Articles by Yue Stella Yu
The definition of “essential business or operation” in the state of Mississippi follows Executive 1463, which Gov. Tate Reeves signed into effect last Tuesday.
Lowndes County Board of Supervisors voted Tuesday morning to appoint Joe Beckett, local businessman and antebellum homeowner, to the board of the Columbus-Lowndes Convention and Visitors Bureau.
Monday Profile: A life interrupted: Evacuated Peace Corps volunteers share memories overseas during coronavirus pandemic
Brooks Armstrong counted seven months left to finish her teaching in a small village in Kyrgyzstan as a Peace Corps volunteer. Then, an evacuation order came.
Arpana Upadhyay was left alone at home in Nepal when a 7.8 magnitude earthquake shook the country in April 2015, interrupting her last semester in high school.
In the wake of a growing number of confirmed cases of COVID-19 coronavirus, hospitals in the Golden Triangle are tightening restrictions within the facilities to lower the risk of infection.
Several hospitals have restricted in-person patient visits, limited the number of entrances and isolated potential and confirmed COVID-19 patients from the other patients.
Lowndes County Administrator Ralph Billingsley has opted to leave his position effective Sept. 30.
Billingsley said he submitted a retirement letter to the county board of supervisors Monday evening.
Starting Tuesday, Columbus City Council meetings will be closed to public attendance until further notice due to the risk of large gatherings amid the outbreak of COVID-19, a disease caused by the novel coronavirus, Mayor Robert Smith announced at a press conference at the City Hall Monday afternoon.
For 22 years, Richard “Sonic” Johnson served at the Columbus Air Force Base as a pilot. For another 15, he was the public affairs director on base.
Columbus, Mississippi Spring Pilgrimage, one of the city’s largest annual festivals that draws in thousands of tourists each year, is canceled this year amid the COVID-19 outbreak.
Before it was torn apart by last year’s tornado that ripped through Columbus, a fence stood between Lowndes County Administrative Building on Main Street and the house to its west.
Columbus-Lowndes County Convention and Visitors Bureau will soon see a new face on its board.
As the number of enrolled students keeps plummeting, East Mississippi Community College’s administrators and board of trustees are searching for ways to boost enrollment.
Monday Profile: Columbus resident finds light in fight against Parkinson’s disease, spreads hope along marathon trip
Lap after lap, Mary Anna Nelson kept on going.
Walking turned into jogging. Her eyes were fixed on the path ahead so that she would not trip and fall. No one could overtake her — that, she made sure of.
When Annie Anthony was born in Lowndes County on Feb. 29, 1936, her family did not go to the hospital.
Instead, Anthony said, they brought a midwife home and paid her with chickens.
As much as the family welcomed the baby, not everyone appreciated the birth date. Her grandmother, Anthony recalled, was “having a fit.”

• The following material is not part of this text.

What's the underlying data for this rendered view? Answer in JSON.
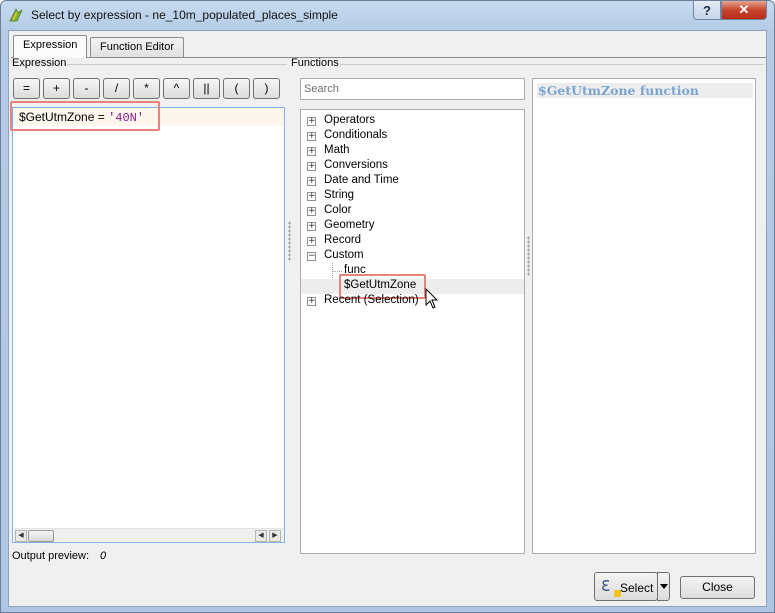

Potholes, specifically on Sixth Street, were the first concern Anne Ross had Monday night as she wondered if resurfacing the road was on the city’s agenda.

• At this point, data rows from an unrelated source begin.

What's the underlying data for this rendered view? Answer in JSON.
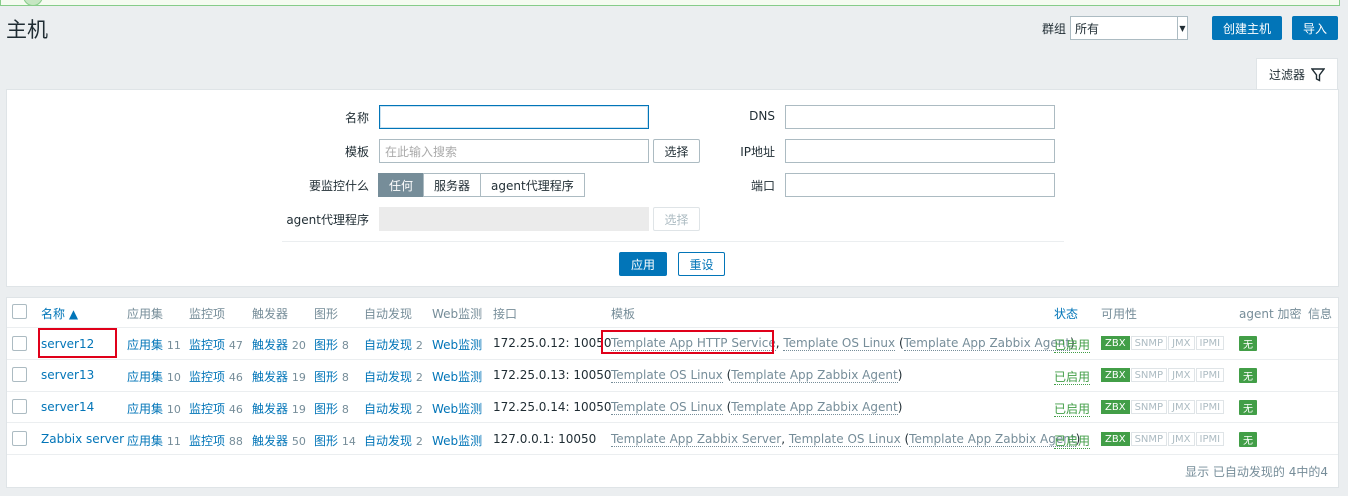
{
  "page": {
    "title": "主机"
  },
  "header": {
    "group_label": "群组",
    "group_value": "所有",
    "create_button": "创建主机",
    "import_button": "导入"
  },
  "filter": {
    "tab_label": "过滤器",
    "name_label": "名称",
    "name_value": "",
    "template_label": "模板",
    "template_placeholder": "在此输入搜索",
    "select_button": "选择",
    "monitored_by_label": "要监控什么",
    "monitored_by_options": [
      "任何",
      "服务器",
      "agent代理程序"
    ],
    "proxy_label": "agent代理程序",
    "proxy_select_button": "选择",
    "dns_label": "DNS",
    "ip_label": "IP地址",
    "port_label": "端口",
    "apply_button": "应用",
    "reset_button": "重设"
  },
  "table": {
    "headers": {
      "name": "名称 ▲",
      "applications": "应用集",
      "items": "监控项",
      "triggers": "触发器",
      "graphs": "图形",
      "discovery": "自动发现",
      "web": "Web监测",
      "interface": "接口",
      "templates": "模板",
      "status": "状态",
      "availability": "可用性",
      "encryption": "agent 加密",
      "info": "信息"
    },
    "rows": [
      {
        "name": "server12",
        "apps": "应用集",
        "apps_n": "11",
        "items": "监控项",
        "items_n": "47",
        "triggers": "触发器",
        "triggers_n": "20",
        "graphs": "图形",
        "graphs_n": "8",
        "disc": "自动发现",
        "disc_n": "2",
        "web": "Web监测",
        "iface": "172.25.0.12: 10050",
        "tpl1": "Template App HTTP Service",
        "tpl2": "Template OS Linux",
        "tpl3": "Template App Zabbix Agent",
        "status": "已启用",
        "enc": "无"
      },
      {
        "name": "server13",
        "apps": "应用集",
        "apps_n": "10",
        "items": "监控项",
        "items_n": "46",
        "triggers": "触发器",
        "triggers_n": "19",
        "graphs": "图形",
        "graphs_n": "8",
        "disc": "自动发现",
        "disc_n": "2",
        "web": "Web监测",
        "iface": "172.25.0.13: 10050",
        "tpl1": "Template OS Linux",
        "tpl3": "Template App Zabbix Agent",
        "status": "已启用",
        "enc": "无"
      },
      {
        "name": "server14",
        "apps": "应用集",
        "apps_n": "10",
        "items": "监控项",
        "items_n": "46",
        "triggers": "触发器",
        "triggers_n": "19",
        "graphs": "图形",
        "graphs_n": "8",
        "disc": "自动发现",
        "disc_n": "2",
        "web": "Web监测",
        "iface": "172.25.0.14: 10050",
        "tpl1": "Template OS Linux",
        "tpl3": "Template App Zabbix Agent",
        "status": "已启用",
        "enc": "无"
      },
      {
        "name": "Zabbix server",
        "apps": "应用集",
        "apps_n": "11",
        "items": "监控项",
        "items_n": "88",
        "triggers": "触发器",
        "triggers_n": "50",
        "graphs": "图形",
        "graphs_n": "14",
        "disc": "自动发现",
        "disc_n": "2",
        "web": "Web监测",
        "iface": "127.0.0.1: 10050",
        "tpl1": "Template App Zabbix Server",
        "tpl2": "Template OS Linux",
        "tpl3": "Template App Zabbix Agent",
        "status": "已启用",
        "enc": "无"
      }
    ],
    "availability_badges": [
      "ZBX",
      "SNMP",
      "JMX",
      "IPMI"
    ],
    "footer": "显示 已自动发现的 4中的4"
  },
  "colors": {
    "accent": "#0275b8",
    "enabled": "#429e47",
    "highlight": "#e0001a"
  }
}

And she was not alone.
When a storm passed through Crawford in the 1990s, Lucy Henley had nowhere else to hide.
Staying in her mobile home on Tolan Street with seven children at the time, she said, she could feel the bottom of her home lifted off the ground by the gusty winds.
In the past few years, Jason Spears, Columbus Municipal School District’s board of trustees president, said he has seen more district patrons “gathering at the river.”
A second attempt for a historic survey of Southside homes narrowly passed Columbus City Council Tuesday, but it took Mayor Robert Smith’s tie-breaking vote to do it.
Leroy Lacy has never fixed his front porch that collapsed one night last April.
A police car driving by had collided with another car and crashed into the vacant house he owns on 12th Street North, he said, knocking down the brick foundation supporting the porch. The roof of the front porch lies on the ground, detached from the main house.
At the time, Lacy expected whoever was at fault to pay for the repairs.
Since she moved to her home near the end of 22nd Street North, Columbus in 1977, Mary Erby has always had a problem with her drainage whenever there’s heavy rainfall.
In recent years, she said, it’s getting worse.